Retyping the entries exactly is all that is required.
:: Source information
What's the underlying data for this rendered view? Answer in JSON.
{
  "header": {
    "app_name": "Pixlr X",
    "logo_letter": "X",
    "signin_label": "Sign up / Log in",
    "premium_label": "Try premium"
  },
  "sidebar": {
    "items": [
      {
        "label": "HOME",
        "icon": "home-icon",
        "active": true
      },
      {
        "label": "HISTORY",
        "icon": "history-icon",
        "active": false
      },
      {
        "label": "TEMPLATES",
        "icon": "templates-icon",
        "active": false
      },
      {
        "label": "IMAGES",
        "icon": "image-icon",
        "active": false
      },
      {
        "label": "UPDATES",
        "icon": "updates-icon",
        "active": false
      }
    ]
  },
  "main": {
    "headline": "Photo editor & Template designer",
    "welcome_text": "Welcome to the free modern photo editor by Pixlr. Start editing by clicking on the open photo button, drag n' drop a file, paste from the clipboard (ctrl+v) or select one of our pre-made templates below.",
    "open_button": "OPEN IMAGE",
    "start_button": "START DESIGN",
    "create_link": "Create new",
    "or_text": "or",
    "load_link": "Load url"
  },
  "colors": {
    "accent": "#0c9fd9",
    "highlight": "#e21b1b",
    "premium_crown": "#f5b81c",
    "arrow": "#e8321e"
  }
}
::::
- Your solution
What's the underlying data for this rendered view? Answer in JSON.
{
  "header": {
    "app_name": "Pixlr X",
    "logo_letter": "X",
    "signin_label": "Sign up / Log in",
    "premium_label": "Try premium"
  },
  "sidebar": {
    "items": [
      {
        "label": "HOME",
        "icon": "home-icon",
        "active": true
      },
      {
        "label": "HISTORY",
        "icon": "history-icon",
        "active": false
      },
      {
        "label": "TEMPLATES",
        "icon": "templates-icon",
        "active": false
      },
      {
        "label": "IMAGES",
        "icon": "image-icon",
        "active": false
      },
      {
        "label": "UPDATES",
        "icon": "updates-icon",
        "active": false
      }
    ]
  },
  "main": {
    "headline": "Photo editor & Template designer",
    "welcome_text": "Welcome to the free modern photo editor by Pixlr. Start editing by clicking on the open photo button, drag n' drop a file, paste from the clipboard (ctrl+v) or select one of our pre-made templates below.",
    "open_button": "OPEN IMAGE",
    "start_button": "START DESIGN",
    "create_link": "Create new",
    "or_text": "or",
    "load_link": "Load url"
  },
  "colors": {
    "accent": "#0c9fd9",
    "highlight": "#e21b1b",
    "premium_crown": "#f5b81c",
    "arrow": "#e8321e"
  }
}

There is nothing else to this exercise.